■ **Directions**: Using the records below, filter out every line that lacks "this" and copy the rest.
··········
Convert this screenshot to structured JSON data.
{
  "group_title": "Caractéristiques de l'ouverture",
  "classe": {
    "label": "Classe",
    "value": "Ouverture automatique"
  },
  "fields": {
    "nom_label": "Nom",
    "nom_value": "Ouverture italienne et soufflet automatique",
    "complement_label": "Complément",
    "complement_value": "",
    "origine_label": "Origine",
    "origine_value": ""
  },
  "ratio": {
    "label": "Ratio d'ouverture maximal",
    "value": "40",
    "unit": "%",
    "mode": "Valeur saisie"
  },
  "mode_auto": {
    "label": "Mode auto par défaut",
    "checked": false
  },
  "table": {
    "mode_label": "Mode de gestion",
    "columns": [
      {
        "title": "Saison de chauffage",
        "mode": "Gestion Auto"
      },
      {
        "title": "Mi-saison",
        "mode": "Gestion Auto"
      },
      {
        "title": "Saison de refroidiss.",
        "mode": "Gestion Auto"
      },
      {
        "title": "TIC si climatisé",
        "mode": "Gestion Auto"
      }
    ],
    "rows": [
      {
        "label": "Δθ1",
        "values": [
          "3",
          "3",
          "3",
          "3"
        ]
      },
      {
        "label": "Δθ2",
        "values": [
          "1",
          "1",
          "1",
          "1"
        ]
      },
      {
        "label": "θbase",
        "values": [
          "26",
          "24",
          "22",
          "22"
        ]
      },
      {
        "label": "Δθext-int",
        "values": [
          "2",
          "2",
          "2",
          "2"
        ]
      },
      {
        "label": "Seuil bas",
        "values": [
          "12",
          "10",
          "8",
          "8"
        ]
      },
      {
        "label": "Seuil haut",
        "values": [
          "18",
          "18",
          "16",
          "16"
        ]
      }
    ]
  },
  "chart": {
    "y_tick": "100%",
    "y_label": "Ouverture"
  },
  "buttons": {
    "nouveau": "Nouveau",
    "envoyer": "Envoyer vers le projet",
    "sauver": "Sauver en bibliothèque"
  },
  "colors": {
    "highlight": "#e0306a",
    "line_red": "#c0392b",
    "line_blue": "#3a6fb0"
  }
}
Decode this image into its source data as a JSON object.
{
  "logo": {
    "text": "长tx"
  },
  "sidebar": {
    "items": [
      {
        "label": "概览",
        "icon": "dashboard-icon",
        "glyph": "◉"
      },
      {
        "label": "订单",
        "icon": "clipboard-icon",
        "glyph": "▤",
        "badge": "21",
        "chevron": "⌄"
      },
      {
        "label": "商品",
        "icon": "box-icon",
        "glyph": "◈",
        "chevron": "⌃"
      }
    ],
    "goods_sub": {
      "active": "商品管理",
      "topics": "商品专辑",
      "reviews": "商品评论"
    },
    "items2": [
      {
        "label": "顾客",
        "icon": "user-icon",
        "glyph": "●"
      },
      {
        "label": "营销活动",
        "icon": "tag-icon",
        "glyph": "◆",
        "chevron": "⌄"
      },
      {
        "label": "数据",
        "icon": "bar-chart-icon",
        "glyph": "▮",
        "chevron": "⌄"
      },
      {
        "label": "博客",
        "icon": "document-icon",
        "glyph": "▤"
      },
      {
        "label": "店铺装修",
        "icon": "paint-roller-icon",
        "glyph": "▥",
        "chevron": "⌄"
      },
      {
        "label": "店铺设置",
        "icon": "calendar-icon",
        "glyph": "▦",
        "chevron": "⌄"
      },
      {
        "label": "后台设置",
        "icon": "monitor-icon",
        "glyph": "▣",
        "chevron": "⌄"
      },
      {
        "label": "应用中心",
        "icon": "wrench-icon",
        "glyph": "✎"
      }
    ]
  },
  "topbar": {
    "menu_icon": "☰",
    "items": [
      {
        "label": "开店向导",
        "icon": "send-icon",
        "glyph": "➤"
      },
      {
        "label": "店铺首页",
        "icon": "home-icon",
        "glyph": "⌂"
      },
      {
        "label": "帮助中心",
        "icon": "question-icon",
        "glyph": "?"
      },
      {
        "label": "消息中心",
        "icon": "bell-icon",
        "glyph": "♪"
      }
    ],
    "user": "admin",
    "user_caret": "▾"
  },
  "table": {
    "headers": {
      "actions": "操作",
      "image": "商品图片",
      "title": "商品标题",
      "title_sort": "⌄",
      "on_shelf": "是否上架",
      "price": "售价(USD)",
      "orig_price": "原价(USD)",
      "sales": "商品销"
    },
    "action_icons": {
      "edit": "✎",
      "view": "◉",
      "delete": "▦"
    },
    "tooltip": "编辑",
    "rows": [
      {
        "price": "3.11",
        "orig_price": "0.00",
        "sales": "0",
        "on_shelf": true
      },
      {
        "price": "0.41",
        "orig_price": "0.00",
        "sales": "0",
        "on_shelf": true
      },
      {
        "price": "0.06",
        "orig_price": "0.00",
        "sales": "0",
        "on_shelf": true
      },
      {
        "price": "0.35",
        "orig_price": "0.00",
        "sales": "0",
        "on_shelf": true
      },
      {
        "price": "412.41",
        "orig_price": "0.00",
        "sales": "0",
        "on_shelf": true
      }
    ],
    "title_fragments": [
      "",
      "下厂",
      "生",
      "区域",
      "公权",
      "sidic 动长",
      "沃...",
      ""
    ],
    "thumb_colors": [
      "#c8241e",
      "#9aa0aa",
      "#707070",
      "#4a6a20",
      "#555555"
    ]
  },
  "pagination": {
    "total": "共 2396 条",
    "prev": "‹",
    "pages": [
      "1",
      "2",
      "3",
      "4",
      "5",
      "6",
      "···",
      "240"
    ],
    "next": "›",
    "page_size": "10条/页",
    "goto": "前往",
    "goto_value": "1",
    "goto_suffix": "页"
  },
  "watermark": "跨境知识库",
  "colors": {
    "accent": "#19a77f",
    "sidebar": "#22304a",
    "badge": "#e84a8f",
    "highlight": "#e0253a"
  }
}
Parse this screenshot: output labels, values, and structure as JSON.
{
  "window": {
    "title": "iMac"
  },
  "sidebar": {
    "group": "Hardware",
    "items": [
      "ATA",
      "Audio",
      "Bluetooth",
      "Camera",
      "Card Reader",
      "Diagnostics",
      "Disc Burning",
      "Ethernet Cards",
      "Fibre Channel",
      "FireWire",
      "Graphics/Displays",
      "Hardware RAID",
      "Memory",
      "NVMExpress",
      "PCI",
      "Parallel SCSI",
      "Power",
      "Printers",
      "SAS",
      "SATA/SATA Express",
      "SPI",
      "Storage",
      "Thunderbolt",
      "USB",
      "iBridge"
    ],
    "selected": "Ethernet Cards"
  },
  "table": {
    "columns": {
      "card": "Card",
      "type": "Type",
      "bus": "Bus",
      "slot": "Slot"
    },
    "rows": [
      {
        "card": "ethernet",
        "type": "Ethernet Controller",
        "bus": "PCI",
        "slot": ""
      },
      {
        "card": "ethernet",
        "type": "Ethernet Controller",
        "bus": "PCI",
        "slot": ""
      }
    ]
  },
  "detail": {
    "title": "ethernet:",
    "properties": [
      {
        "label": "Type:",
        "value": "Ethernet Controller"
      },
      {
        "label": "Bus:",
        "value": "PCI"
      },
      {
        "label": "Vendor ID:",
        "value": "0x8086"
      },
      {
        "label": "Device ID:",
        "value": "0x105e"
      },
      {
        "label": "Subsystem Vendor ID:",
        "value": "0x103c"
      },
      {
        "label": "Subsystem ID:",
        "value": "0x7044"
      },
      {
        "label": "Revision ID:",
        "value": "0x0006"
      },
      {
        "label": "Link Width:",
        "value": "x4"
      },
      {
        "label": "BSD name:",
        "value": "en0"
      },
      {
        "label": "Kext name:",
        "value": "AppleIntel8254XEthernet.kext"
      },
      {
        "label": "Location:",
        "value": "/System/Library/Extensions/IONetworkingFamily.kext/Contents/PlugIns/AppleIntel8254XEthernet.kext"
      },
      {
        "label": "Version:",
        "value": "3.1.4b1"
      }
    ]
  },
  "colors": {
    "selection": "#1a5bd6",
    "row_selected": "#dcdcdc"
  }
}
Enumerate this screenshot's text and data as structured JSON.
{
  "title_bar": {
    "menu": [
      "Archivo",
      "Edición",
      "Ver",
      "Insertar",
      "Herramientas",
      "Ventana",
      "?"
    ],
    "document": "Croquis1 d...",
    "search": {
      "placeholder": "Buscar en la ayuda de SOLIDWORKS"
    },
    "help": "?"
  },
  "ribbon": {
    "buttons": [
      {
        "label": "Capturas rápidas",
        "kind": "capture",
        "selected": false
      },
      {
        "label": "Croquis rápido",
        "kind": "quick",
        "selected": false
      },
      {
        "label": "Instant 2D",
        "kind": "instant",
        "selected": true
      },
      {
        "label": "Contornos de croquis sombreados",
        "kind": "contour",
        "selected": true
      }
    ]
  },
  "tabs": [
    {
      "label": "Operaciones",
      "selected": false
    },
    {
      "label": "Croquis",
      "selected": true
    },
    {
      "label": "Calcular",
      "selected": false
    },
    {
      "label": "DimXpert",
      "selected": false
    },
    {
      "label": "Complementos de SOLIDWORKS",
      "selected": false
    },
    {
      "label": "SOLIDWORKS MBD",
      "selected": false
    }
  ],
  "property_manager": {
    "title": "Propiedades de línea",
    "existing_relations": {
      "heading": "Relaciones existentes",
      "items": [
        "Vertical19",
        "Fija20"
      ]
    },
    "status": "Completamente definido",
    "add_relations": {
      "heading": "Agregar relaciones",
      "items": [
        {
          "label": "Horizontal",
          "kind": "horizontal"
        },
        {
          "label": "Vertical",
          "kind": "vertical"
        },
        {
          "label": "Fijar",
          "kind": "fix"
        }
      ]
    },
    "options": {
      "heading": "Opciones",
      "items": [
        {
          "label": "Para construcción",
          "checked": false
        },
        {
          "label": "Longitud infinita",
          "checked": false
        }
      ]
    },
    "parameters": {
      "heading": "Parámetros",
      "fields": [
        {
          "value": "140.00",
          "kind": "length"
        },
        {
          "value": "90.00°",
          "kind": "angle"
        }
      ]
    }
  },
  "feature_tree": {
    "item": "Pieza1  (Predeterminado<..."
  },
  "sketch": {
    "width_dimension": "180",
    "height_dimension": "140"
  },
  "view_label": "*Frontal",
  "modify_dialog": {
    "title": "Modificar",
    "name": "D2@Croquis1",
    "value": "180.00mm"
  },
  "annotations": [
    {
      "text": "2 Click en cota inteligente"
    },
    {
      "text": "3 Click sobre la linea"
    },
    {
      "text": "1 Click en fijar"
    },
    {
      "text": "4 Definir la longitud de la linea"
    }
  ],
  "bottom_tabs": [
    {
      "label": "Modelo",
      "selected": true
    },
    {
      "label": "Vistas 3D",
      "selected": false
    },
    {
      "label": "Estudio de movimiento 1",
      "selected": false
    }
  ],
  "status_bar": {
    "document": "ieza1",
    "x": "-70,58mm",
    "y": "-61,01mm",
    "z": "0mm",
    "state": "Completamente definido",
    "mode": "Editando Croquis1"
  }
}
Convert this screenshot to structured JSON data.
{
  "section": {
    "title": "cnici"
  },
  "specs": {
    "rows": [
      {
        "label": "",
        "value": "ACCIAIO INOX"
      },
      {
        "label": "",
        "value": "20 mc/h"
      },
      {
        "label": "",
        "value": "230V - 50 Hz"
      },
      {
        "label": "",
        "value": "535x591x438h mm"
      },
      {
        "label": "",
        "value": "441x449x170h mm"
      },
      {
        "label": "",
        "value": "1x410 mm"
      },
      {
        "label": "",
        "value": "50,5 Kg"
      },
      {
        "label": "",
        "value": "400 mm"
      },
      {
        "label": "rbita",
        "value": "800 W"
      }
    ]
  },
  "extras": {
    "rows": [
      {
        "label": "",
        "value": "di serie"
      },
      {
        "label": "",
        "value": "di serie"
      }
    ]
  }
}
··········
■ **Reply**:
Convert this screenshot to structured JSON data.
Decode this image into its source data as a JSON object.
Parse this screenshot: output labels, values, and structure as JSON.
Enumerate this screenshot's text and data as structured JSON.
Convert this screenshot to structured JSON data.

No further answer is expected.